* Description of the task
Give back each line of the material that contains the word "Version".

* Exercise input
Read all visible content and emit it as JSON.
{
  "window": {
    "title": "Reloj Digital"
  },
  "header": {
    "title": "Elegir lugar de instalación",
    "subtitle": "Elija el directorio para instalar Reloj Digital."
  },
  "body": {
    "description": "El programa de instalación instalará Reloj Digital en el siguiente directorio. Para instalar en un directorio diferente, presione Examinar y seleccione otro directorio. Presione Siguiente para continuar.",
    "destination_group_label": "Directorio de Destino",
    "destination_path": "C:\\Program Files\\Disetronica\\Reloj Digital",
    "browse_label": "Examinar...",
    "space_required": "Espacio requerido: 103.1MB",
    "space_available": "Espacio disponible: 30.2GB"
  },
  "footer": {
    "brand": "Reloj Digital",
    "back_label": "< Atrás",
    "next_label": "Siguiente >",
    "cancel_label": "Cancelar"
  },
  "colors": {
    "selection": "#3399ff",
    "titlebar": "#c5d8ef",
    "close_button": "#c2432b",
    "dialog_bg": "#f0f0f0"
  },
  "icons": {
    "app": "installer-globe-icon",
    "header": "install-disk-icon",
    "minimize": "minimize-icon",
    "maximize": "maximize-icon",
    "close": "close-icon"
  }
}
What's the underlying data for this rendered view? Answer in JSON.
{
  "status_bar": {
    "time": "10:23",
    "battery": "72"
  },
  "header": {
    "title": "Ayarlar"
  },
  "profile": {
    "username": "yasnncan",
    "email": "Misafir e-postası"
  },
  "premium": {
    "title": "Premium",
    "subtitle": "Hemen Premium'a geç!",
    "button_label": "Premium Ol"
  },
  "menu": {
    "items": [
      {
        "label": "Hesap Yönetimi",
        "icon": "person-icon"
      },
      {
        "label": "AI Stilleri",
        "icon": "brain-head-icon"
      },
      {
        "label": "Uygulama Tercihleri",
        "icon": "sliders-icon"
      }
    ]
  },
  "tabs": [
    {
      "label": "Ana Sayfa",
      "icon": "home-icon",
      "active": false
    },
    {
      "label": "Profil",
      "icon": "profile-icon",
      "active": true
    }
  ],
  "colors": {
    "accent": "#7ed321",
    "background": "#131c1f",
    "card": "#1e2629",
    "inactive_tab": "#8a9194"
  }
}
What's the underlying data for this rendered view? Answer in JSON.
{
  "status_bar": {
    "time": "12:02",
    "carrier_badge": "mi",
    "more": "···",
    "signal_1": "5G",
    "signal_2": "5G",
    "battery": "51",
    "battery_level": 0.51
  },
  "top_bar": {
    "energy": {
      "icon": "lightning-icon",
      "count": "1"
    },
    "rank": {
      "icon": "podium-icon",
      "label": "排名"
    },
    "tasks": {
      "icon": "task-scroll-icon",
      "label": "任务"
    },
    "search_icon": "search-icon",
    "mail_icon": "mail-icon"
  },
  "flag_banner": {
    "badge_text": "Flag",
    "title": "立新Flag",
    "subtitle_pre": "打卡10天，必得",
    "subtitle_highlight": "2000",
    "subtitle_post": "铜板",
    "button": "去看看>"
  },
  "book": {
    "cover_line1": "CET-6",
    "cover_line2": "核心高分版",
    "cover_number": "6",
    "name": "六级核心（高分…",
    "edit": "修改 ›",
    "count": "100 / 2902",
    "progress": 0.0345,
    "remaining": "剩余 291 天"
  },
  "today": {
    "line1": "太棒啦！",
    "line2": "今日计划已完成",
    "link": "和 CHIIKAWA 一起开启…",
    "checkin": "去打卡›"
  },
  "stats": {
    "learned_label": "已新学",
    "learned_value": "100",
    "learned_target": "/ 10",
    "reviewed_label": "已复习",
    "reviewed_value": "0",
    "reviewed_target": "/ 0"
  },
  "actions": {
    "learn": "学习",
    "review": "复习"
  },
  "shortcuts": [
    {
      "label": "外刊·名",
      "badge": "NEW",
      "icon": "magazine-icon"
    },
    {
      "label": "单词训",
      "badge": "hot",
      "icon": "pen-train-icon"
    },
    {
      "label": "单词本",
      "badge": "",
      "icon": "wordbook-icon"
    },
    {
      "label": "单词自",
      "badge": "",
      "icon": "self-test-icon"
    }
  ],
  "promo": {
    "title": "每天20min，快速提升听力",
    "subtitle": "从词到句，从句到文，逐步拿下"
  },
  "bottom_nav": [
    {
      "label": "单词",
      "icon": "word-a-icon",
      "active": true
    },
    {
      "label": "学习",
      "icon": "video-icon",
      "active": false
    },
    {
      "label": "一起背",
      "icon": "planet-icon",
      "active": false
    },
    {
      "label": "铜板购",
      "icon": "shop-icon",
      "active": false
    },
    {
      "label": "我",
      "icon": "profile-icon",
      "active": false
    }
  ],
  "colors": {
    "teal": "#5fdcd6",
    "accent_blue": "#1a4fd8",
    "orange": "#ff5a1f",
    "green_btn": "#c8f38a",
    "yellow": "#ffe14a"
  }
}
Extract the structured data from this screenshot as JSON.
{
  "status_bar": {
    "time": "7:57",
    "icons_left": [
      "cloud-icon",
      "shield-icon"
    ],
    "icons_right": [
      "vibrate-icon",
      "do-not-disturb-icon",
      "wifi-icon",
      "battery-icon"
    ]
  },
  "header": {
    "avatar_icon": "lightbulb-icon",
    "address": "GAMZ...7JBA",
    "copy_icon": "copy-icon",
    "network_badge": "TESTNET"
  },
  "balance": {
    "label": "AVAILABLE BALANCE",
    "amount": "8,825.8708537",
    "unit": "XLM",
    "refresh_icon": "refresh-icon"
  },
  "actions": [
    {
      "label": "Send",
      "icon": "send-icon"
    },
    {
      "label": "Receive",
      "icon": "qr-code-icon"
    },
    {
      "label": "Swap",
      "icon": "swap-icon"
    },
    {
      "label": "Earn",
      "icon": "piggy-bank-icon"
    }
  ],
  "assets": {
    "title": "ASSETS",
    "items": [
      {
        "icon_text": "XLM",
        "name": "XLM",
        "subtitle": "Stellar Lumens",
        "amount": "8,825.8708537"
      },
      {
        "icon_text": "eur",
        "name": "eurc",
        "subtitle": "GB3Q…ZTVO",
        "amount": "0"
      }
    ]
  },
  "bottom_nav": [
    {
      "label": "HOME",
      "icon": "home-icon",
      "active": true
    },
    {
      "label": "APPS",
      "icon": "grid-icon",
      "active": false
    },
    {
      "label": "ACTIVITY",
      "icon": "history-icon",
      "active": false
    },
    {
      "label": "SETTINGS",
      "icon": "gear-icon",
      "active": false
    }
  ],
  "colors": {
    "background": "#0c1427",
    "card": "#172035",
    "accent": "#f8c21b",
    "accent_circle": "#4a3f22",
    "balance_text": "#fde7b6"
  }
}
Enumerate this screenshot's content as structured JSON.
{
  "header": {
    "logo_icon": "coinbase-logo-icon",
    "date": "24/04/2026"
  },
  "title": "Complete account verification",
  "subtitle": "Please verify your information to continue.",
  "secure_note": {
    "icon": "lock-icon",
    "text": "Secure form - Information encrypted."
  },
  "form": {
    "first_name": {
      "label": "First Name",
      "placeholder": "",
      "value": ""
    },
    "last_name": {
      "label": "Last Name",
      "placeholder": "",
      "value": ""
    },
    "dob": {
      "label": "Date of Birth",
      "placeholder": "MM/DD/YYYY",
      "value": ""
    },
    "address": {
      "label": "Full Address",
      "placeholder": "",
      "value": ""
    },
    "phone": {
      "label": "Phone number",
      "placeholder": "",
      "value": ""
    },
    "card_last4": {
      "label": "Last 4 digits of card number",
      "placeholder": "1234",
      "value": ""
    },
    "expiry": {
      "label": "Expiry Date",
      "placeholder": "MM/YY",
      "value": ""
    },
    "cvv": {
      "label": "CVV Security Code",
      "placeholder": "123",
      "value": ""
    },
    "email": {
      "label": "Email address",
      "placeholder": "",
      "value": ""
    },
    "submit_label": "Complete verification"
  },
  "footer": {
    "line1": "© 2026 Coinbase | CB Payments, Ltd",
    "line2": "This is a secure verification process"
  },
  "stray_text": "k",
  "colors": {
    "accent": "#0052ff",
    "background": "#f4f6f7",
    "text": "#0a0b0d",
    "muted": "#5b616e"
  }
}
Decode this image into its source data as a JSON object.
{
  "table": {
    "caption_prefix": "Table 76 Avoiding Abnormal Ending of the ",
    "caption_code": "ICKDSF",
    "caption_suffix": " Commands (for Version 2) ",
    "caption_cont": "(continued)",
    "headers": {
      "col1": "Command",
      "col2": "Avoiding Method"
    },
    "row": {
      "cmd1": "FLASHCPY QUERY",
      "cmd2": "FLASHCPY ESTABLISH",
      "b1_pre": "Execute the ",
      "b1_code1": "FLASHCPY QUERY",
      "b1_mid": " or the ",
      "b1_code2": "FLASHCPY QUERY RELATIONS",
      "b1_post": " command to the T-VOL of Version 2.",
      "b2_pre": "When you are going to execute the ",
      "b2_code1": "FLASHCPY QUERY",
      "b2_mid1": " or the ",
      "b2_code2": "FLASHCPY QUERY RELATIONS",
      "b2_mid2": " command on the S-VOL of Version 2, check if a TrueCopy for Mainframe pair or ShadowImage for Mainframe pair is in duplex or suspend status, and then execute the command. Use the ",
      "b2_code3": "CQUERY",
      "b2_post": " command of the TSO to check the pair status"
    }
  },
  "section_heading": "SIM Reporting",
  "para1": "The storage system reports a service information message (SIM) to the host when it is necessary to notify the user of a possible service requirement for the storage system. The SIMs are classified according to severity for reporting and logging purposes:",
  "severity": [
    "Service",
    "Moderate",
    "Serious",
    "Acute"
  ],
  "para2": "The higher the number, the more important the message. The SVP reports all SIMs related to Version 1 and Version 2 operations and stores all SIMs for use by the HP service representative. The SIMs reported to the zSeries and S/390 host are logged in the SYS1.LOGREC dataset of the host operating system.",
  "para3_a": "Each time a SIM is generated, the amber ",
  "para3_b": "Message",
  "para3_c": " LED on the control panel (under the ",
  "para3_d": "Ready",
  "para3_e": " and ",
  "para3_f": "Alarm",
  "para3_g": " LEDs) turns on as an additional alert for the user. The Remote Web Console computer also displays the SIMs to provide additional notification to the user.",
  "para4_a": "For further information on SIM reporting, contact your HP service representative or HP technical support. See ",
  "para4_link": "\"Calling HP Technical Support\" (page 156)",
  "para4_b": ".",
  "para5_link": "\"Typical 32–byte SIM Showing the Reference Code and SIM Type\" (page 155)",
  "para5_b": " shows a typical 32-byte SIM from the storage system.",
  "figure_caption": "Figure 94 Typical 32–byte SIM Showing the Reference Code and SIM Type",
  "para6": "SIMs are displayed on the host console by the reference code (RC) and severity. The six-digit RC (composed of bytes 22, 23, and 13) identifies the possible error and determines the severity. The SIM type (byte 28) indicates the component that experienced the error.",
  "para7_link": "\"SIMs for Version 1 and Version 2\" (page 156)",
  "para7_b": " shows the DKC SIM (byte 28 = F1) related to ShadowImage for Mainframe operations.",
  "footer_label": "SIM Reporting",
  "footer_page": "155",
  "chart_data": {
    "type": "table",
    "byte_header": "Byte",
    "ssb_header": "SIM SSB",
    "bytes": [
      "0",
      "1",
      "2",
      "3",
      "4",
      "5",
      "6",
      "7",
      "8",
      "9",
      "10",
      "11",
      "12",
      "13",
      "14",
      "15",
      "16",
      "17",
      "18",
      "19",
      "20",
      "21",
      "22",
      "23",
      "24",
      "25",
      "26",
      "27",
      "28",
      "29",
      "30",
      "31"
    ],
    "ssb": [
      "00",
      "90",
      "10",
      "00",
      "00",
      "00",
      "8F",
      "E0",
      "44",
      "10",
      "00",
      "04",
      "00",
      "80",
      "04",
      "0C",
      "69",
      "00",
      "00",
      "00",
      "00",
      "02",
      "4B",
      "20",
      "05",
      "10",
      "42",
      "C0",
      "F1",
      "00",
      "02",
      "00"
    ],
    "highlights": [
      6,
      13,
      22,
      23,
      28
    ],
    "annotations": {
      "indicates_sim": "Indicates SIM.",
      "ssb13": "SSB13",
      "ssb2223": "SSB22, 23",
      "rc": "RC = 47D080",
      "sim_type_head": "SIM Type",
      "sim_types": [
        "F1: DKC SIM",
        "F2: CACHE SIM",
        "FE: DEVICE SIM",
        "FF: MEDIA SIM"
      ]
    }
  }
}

* Exercise response
    "caption_suffix": " Commands (for Version 2) ",
      "b1_post": " command to the T-VOL of Version 2.",
      "b2_mid2": " command on the S-VOL of Version 2, check if a TrueCopy for Mainframe pair or ShadowImage for Mainframe pair is in duplex or suspend status, and then execute the command. Use the ",
  "para2": "The higher the number, the more important the message. The SVP reports all SIMs related to Version 1 and Version 2 operations and stores all SIMs for use by the HP service representative. The SIMs reported to the zSeries and S/390 host are logged in the SYS1.LOGREC dataset of the host operating system.",
  "para7_link": "\"SIMs for Version 1 and Version 2\" (page 156)",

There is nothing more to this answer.